Segment Start: Supplied entries
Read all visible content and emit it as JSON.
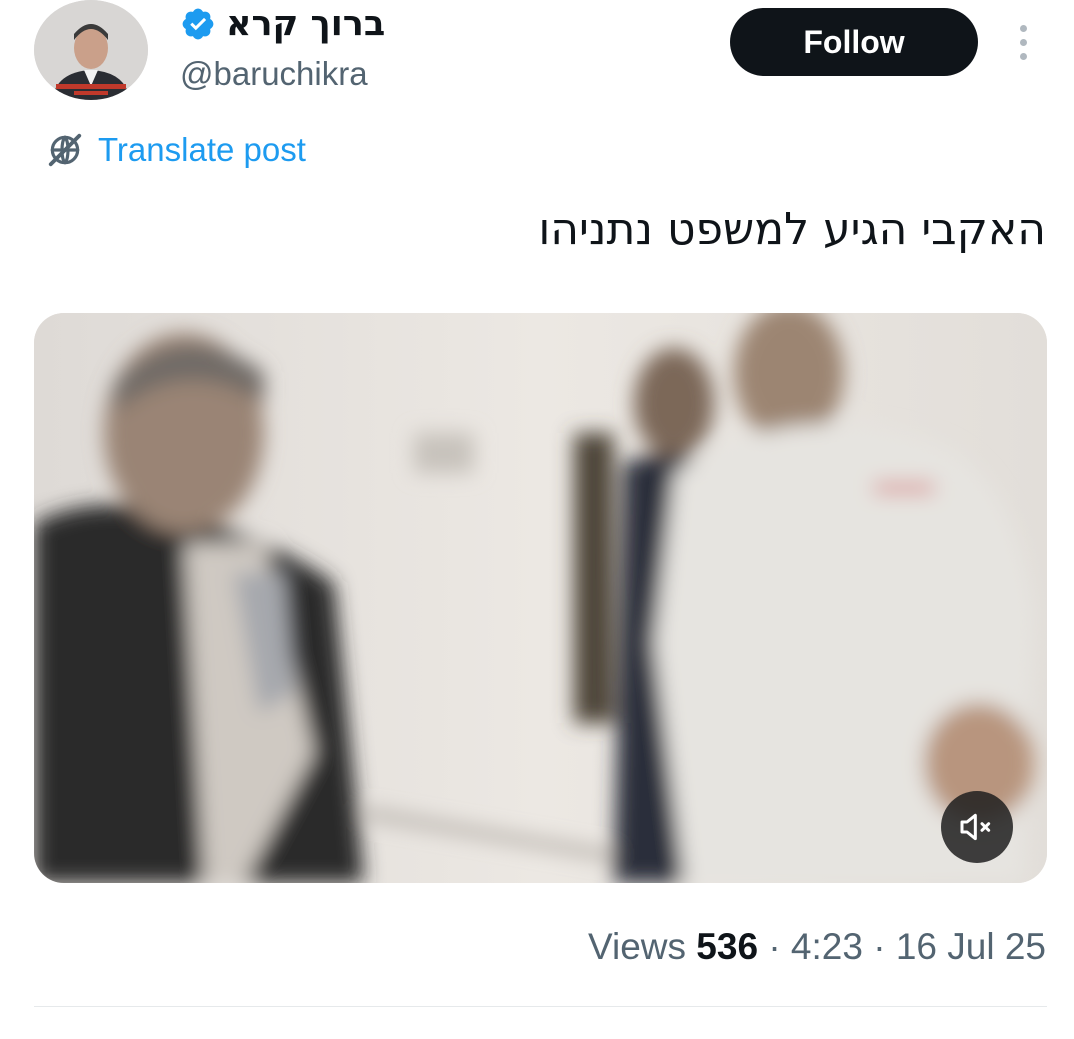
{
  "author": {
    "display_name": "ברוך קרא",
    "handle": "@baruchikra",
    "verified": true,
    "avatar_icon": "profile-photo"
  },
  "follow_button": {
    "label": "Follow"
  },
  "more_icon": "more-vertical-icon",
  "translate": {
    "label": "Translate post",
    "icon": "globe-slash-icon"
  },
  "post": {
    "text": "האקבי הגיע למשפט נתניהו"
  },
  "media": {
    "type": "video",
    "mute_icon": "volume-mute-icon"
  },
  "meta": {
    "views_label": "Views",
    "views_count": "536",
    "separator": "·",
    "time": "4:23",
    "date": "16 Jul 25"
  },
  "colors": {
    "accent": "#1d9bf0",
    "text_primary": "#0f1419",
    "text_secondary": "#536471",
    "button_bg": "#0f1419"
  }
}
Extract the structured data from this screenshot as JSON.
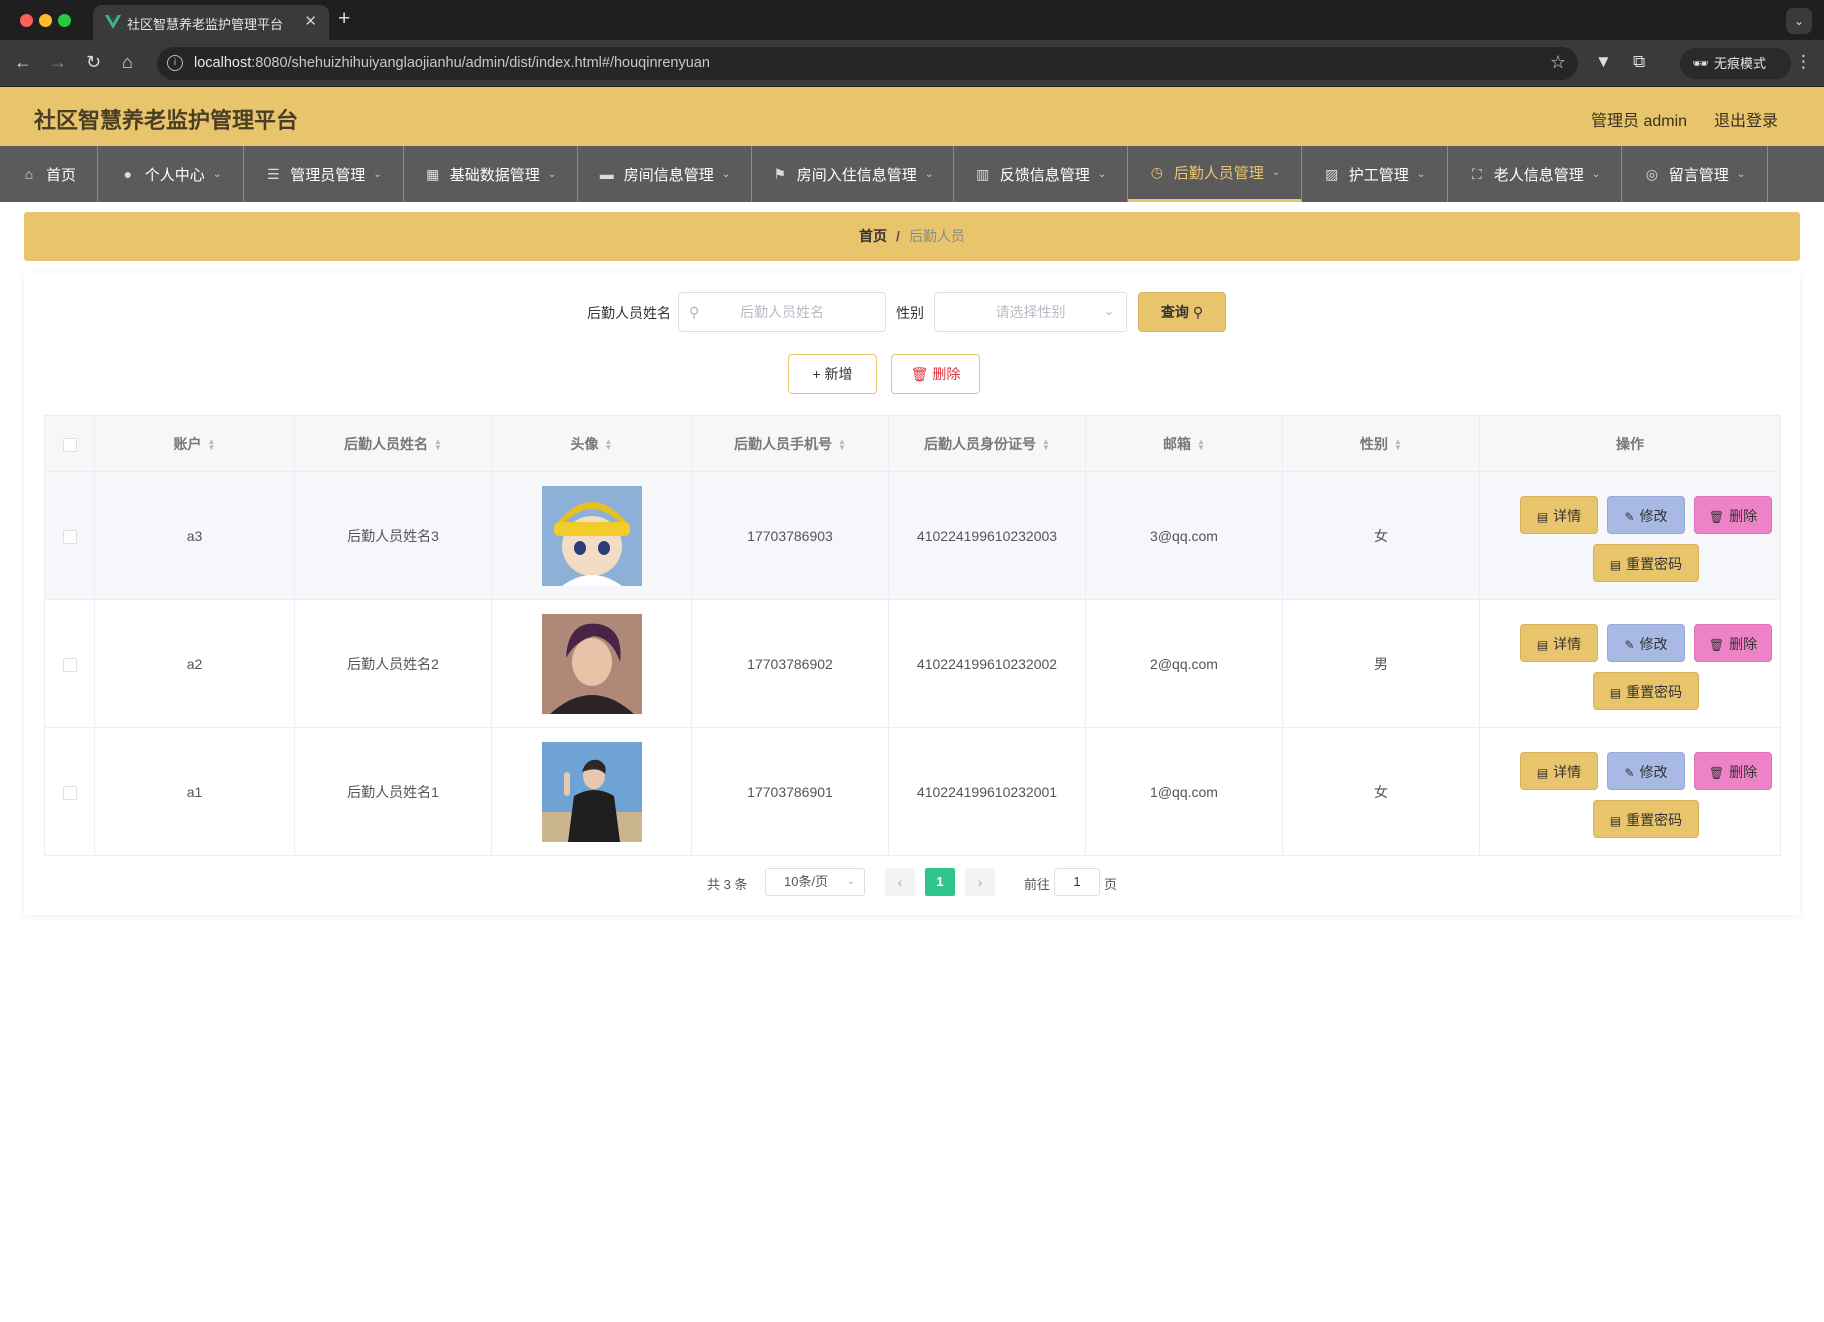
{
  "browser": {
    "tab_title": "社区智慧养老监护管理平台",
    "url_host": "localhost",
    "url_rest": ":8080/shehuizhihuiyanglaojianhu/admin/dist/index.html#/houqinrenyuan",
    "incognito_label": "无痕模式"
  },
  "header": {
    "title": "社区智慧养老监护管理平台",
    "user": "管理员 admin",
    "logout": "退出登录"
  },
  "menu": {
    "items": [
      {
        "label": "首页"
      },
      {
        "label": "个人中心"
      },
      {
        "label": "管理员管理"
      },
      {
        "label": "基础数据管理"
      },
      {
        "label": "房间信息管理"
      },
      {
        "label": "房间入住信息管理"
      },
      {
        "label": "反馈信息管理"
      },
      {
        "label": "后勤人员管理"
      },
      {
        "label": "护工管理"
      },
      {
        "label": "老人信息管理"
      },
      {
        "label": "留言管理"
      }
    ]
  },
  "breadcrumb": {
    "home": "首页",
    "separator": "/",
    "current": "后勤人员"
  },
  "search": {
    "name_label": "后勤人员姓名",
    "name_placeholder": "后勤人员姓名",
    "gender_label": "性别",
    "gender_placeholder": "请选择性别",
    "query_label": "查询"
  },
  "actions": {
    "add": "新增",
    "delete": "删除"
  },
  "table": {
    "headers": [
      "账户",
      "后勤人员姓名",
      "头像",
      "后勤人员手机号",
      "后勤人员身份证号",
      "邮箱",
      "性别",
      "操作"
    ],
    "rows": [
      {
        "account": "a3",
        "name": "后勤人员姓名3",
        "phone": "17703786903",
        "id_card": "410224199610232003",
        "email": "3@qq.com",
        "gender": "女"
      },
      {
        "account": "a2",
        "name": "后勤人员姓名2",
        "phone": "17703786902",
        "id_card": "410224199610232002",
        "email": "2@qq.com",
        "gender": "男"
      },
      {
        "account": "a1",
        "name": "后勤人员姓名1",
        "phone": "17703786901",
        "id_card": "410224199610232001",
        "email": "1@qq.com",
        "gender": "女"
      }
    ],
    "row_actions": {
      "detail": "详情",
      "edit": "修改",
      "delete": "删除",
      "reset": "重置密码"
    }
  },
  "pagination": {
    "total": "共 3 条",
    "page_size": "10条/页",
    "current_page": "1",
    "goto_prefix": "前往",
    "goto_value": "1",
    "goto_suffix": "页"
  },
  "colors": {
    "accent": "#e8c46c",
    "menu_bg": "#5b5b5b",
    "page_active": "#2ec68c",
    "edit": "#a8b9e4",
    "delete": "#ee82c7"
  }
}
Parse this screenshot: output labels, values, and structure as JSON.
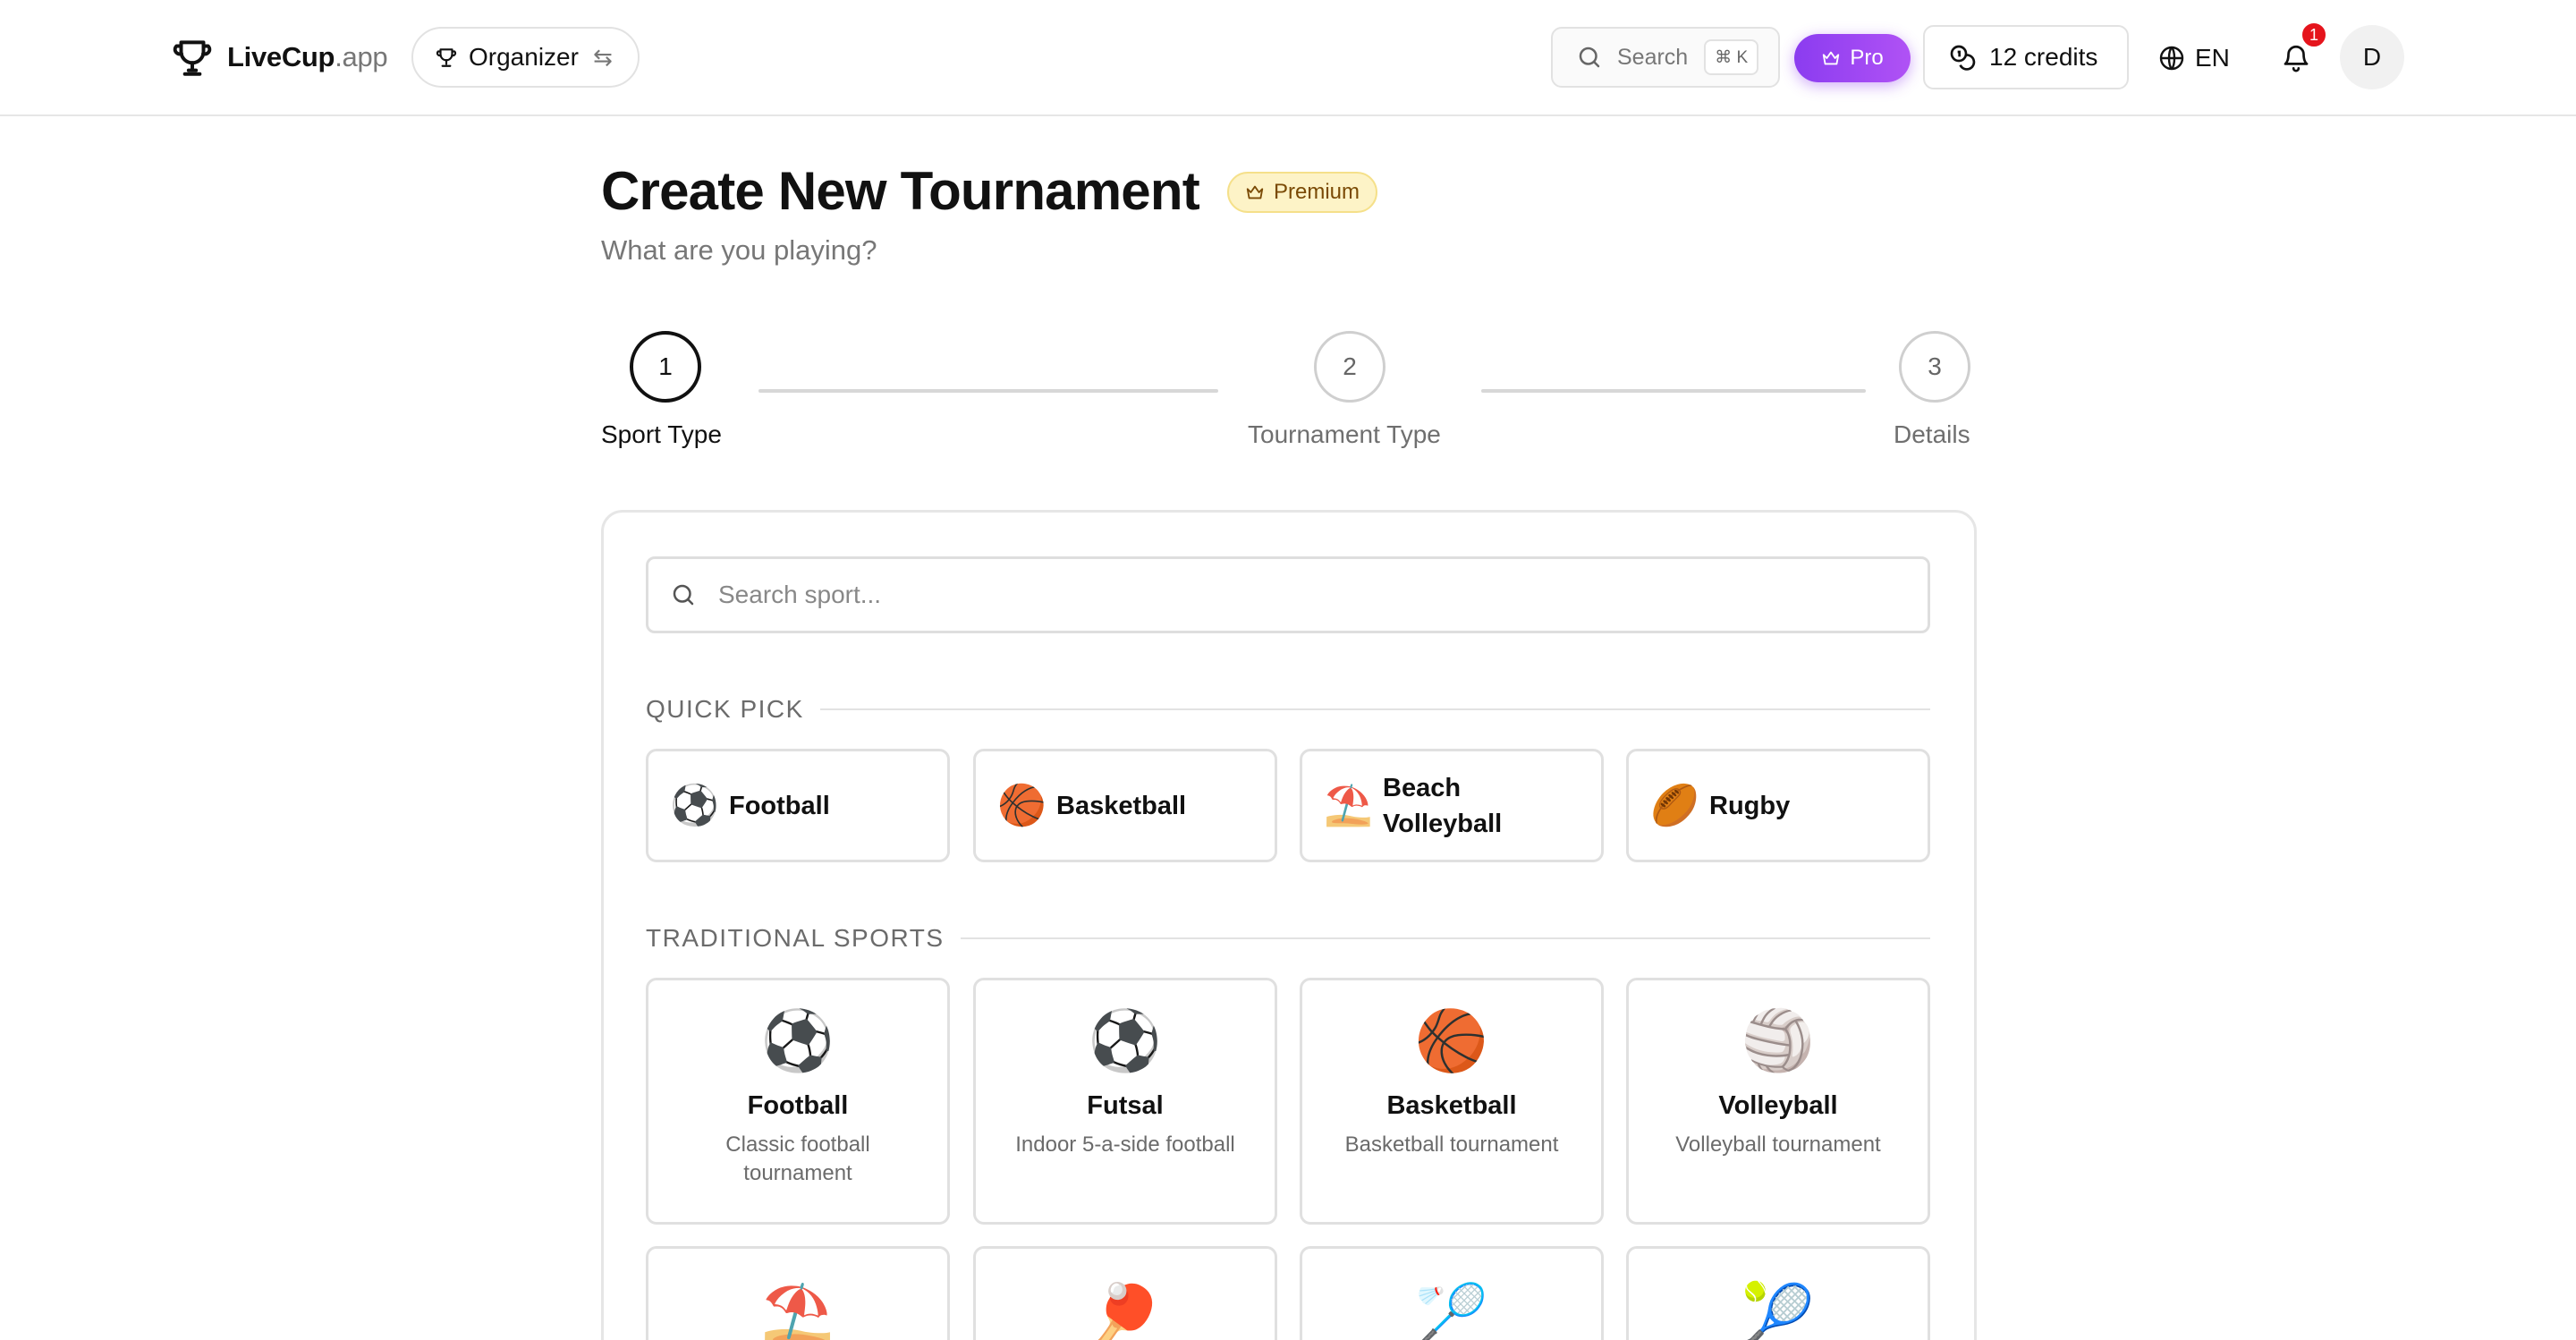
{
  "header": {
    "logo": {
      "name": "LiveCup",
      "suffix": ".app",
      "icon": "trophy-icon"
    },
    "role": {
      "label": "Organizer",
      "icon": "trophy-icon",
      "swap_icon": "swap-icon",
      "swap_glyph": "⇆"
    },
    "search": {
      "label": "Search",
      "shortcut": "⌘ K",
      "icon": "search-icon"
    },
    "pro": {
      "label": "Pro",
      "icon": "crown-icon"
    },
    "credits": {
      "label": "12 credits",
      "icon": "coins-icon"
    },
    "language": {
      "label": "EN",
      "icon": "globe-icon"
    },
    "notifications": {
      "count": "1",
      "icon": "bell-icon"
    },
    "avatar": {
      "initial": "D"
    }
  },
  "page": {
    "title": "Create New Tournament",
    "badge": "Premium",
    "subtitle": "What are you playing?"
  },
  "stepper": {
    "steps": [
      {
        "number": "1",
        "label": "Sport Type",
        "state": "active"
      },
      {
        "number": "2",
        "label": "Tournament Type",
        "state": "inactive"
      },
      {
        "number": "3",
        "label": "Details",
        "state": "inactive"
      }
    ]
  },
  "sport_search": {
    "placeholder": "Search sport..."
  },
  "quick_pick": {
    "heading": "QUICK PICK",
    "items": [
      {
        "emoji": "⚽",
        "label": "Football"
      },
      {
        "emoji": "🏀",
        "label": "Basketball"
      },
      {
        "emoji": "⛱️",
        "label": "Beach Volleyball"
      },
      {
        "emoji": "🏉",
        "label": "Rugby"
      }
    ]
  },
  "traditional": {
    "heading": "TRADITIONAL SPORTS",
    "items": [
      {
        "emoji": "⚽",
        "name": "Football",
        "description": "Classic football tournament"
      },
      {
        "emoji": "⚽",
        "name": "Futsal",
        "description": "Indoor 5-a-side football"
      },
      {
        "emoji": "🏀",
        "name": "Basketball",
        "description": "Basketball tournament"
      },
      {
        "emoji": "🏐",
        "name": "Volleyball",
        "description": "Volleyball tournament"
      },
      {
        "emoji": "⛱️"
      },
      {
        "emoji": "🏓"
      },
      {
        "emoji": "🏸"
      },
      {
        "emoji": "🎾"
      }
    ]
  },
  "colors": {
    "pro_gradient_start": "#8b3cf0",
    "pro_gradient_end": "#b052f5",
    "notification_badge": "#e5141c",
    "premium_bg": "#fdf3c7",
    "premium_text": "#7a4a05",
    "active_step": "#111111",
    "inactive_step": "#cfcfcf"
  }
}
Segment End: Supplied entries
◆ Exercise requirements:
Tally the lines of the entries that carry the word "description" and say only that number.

◆ Task solution:
4